─── Records to process ───

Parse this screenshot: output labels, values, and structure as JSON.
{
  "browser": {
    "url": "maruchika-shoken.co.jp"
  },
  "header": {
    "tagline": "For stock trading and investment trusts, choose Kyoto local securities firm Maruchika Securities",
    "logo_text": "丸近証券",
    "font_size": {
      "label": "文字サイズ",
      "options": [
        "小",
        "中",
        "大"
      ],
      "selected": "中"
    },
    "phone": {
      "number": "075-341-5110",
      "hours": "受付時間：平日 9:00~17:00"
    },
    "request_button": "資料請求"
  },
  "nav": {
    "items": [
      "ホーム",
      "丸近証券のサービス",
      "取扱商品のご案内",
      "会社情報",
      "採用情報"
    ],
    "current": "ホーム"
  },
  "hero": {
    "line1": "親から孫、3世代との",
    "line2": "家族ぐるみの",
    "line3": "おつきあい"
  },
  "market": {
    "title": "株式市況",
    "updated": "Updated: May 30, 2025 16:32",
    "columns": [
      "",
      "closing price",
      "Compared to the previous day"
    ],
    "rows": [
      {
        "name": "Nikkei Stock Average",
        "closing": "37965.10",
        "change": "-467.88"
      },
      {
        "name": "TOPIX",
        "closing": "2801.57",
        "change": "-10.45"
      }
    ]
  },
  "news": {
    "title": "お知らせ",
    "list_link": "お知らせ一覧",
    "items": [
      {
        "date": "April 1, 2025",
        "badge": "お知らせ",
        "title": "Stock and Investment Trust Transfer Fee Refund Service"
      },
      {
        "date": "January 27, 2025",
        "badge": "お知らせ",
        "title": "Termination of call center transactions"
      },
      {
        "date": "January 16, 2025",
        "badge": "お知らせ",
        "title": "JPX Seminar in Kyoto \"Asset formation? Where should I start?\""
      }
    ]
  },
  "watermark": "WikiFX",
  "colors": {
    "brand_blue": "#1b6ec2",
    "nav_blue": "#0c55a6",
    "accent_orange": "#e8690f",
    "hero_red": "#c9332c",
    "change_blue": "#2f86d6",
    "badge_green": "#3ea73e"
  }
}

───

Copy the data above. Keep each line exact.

Parse this screenshot: output labels, values, and structure as JSON.
{
  "browser": {
    "url": "maruchika-shoken.co.jp"
  },
  "header": {
    "tagline": "For stock trading and investment trusts, choose Kyoto local securities firm Maruchika Securities",
    "logo_text": "丸近証券",
    "font_size": {
      "label": "文字サイズ",
      "options": [
        "小",
        "中",
        "大"
      ],
      "selected": "中"
    },
    "phone": {
      "number": "075-341-5110",
      "hours": "受付時間：平日 9:00~17:00"
    },
    "request_button": "資料請求"
  },
  "nav": {
    "items": [
      "ホーム",
      "丸近証券のサービス",
      "取扱商品のご案内",
      "会社情報",
      "採用情報"
    ],
    "current": "ホーム"
  },
  "hero": {
    "line1": "親から孫、3世代との",
    "line2": "家族ぐるみの",
    "line3": "おつきあい"
  },
  "market": {
    "title": "株式市況",
    "updated": "Updated: May 30, 2025 16:32",
    "columns": [
      "",
      "closing price",
      "Compared to the previous day"
    ],
    "rows": [
      {
        "name": "Nikkei Stock Average",
        "closing": "37965.10",
        "change": "-467.88"
      },
      {
        "name": "TOPIX",
        "closing": "2801.57",
        "change": "-10.45"
      }
    ]
  },
  "news": {
    "title": "お知らせ",
    "list_link": "お知らせ一覧",
    "items": [
      {
        "date": "April 1, 2025",
        "badge": "お知らせ",
        "title": "Stock and Investment Trust Transfer Fee Refund Service"
      },
      {
        "date": "January 27, 2025",
        "badge": "お知らせ",
        "title": "Termination of call center transactions"
      },
      {
        "date": "January 16, 2025",
        "badge": "お知らせ",
        "title": "JPX Seminar in Kyoto \"Asset formation? Where should I start?\""
      }
    ]
  },
  "watermark": "WikiFX",
  "colors": {
    "brand_blue": "#1b6ec2",
    "nav_blue": "#0c55a6",
    "accent_orange": "#e8690f",
    "hero_red": "#c9332c",
    "change_blue": "#2f86d6",
    "badge_green": "#3ea73e"
  }
}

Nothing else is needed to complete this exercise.